March 4, 2013
Spring in California is a wonderful time to enjoy the beauty of our state and reflect upon its rich flora. Whether hiking in a park or visiting a native garden such as encountered on the San Francisco Bay Area “Bringing Back the Natives Garden Tour” www.bringingbackthenatives.net we can take great pride in our state’s natural endowment. It is also a time to consider what is happening to California. Turning to the California Department of Fish and Wildlife we read… http://www.dfg.ca.gov/habcon/plant/
California hosts approximately 6,500 species, subspecies, and varieties of plants that occur naturally in the state, and many of these are found nowhere else in the world. Some are adapted to unique habitats or harsh conditions, and some occur in such low numbers or have been so impacted by human influence that they are at risk of permanent extinction from the wild. California’s native plants should be conserved not only because of their beauty and intrinsic value, but also because they are essential components of ecosystems and natural processes, and provide us with valuable renewable materials and other benefits. CDFW administers programs to study, map, conserve and protect California’s native plants and natural communities.
California is the most populous state in the nation, and the human population continues to rise. An increasing population increases demands on California’s resources such as land and water, which are also needed by California's native plants and animals. Loss of habitat, including habitat fragmentation, is the most important factor that contributes to the decline of many native plant populations. Up to 26 species of plants have likely become extinct in the state, and others have been so severely reduced that they are at risk of extinction. Human activity has also introduced many exotic plant species into the state that can outcompete and choke out native plants, and climate change will impact native plants in the future in ways that are difficult to understand and predict.
Seemingly as numerous as native plant species are the conservation organizations working to protect the environment. A virtual trip north from San Diego will pass Project Wildlife, Nature Trust Of The Santa Monica Mountains, Save the Bay, Save Mount Diablo, Save The Redwoods League [add others]… so many fine organizations but all facing an uphill battle against the consequences of population growth.
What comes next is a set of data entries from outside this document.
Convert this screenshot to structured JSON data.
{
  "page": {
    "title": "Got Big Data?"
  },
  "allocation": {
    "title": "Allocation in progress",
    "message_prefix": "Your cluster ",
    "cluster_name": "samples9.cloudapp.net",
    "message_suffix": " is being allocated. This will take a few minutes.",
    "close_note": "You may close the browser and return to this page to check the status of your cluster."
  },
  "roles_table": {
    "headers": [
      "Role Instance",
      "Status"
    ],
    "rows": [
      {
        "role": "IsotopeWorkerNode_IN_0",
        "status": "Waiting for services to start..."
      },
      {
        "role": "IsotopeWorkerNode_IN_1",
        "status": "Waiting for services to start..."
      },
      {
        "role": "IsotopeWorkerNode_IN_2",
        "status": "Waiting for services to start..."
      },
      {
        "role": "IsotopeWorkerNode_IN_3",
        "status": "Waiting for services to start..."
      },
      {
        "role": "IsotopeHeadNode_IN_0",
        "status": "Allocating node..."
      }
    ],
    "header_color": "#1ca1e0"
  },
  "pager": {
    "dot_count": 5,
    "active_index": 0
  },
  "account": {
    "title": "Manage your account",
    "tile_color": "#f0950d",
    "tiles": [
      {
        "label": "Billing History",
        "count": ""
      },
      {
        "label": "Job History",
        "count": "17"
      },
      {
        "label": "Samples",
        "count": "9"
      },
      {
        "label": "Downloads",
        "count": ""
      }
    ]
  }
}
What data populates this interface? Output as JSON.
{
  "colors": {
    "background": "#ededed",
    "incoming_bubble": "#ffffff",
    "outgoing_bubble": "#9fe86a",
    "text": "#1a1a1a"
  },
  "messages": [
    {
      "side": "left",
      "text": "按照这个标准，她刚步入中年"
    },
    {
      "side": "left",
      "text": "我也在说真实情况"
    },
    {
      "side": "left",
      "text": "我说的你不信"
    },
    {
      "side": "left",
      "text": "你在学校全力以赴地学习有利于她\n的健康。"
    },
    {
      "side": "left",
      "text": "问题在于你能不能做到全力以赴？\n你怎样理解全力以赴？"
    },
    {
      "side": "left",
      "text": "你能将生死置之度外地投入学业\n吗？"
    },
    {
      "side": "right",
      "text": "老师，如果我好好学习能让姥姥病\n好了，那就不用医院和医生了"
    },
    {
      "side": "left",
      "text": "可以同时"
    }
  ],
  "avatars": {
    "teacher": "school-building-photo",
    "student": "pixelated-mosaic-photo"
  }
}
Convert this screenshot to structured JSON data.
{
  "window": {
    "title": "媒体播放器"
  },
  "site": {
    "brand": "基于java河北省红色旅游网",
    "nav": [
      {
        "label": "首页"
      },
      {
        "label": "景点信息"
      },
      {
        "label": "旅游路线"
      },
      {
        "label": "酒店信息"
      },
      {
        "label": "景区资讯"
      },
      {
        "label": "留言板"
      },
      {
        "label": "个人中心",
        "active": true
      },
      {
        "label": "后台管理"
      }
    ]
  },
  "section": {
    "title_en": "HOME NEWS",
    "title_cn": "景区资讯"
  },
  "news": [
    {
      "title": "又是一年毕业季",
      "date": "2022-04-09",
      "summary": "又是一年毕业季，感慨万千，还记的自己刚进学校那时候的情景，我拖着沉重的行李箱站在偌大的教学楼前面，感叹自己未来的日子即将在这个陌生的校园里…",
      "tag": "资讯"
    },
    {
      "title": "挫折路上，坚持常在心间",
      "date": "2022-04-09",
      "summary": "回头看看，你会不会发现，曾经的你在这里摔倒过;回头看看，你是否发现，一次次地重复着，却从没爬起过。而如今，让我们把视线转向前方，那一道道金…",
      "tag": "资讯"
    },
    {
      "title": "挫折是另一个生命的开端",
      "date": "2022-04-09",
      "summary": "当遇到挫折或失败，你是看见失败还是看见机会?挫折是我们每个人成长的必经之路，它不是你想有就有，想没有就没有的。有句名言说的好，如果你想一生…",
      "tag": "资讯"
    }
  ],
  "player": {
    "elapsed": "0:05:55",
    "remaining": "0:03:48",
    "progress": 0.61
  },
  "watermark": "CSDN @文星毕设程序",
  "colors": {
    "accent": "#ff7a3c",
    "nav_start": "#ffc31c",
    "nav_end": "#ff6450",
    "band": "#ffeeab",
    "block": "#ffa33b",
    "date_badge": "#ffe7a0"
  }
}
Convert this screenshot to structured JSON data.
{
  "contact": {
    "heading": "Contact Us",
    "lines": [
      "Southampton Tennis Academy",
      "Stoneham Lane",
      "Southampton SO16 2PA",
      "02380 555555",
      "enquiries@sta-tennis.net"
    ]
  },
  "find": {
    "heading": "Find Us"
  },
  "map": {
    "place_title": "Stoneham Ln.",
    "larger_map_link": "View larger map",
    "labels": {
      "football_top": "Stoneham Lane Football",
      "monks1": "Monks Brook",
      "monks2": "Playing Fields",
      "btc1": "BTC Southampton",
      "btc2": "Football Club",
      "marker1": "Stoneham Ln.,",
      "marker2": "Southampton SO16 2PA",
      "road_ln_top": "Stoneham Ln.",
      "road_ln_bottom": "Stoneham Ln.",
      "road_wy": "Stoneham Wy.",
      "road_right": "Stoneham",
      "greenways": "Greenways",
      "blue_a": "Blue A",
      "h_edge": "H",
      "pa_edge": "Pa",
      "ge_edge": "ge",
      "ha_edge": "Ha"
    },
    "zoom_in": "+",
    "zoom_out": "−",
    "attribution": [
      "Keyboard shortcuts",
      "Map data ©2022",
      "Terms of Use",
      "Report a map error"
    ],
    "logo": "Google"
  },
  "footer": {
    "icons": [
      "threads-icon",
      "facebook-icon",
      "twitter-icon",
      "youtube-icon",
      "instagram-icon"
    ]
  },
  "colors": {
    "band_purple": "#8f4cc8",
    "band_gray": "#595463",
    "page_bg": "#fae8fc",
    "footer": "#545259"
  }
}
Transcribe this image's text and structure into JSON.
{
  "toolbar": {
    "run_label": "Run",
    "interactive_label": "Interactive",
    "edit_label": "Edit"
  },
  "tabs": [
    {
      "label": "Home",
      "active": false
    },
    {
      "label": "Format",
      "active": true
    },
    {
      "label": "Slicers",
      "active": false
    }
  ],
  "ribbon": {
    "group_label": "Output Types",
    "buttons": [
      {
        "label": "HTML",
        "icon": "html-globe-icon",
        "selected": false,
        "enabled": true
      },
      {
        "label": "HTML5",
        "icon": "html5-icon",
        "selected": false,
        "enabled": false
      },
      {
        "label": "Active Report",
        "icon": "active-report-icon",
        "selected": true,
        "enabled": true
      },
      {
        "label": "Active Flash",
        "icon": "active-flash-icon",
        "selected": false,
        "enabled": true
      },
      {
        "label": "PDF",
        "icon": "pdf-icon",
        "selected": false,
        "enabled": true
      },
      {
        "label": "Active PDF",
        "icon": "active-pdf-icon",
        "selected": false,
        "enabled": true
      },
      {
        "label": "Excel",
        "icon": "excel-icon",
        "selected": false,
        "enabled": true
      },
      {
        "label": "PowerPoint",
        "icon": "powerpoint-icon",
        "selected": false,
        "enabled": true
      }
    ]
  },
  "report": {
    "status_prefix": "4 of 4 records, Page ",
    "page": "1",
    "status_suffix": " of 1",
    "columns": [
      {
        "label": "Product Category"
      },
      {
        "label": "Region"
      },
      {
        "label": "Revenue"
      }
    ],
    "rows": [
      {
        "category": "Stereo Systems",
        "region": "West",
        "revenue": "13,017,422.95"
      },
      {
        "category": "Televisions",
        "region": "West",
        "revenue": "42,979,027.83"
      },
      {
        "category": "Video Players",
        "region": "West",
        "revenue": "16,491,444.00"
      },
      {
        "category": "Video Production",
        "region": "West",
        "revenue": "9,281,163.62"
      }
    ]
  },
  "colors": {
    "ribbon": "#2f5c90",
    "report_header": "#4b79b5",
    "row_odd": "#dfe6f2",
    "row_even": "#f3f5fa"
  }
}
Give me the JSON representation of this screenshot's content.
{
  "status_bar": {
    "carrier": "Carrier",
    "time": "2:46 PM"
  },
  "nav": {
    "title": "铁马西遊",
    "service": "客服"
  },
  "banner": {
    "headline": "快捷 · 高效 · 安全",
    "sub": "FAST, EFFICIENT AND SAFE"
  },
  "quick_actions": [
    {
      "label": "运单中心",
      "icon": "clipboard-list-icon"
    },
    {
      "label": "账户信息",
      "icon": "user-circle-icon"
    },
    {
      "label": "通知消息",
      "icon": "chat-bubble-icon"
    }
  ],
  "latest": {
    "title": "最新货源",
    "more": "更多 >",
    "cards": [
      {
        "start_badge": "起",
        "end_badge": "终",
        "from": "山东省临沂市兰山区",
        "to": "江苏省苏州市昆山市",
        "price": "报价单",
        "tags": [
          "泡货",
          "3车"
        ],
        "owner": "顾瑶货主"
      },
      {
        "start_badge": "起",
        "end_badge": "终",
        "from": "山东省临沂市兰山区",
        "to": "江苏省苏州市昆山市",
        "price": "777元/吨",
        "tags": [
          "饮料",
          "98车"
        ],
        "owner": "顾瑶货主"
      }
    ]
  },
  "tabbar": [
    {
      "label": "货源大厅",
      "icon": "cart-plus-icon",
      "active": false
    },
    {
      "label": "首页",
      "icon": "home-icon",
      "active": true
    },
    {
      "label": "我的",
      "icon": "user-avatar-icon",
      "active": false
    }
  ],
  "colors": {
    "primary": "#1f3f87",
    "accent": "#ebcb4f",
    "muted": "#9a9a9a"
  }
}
An Uncomfortable Truth
Our population, already nearing 40 million people, adds a thousand new residents a day, which means we have to continually provide new houses, new schools, more jobs and additional services. This has grave consequences to the environment we cherish. But how is it that even as many Californians are leaving the state California continues to grow? How is it that while most people have but two children the population continues to swell? Why is California growing like this? The uncomfortable truth is that almost 100% of California growth is from immigrants and their offspring.
It is “uncomfortable” because discussions of population growth spur accusations of racism and xenophobia. This is why the work of Californians for Population Stabilization (CAPS) is so important. Rather than trying to mitigate the consequences of population growth CAPS works forthrightly to forestall a California of 50 million or 60 million or 100 million. Won’t all the environmental and conservation organizations we champion be more successful if CAPS succeed? I encourage visitors to join CAPS so the next generation will be able to enjoy the California which remains.
– Tim Aaronson, M.A., CAPS Board Member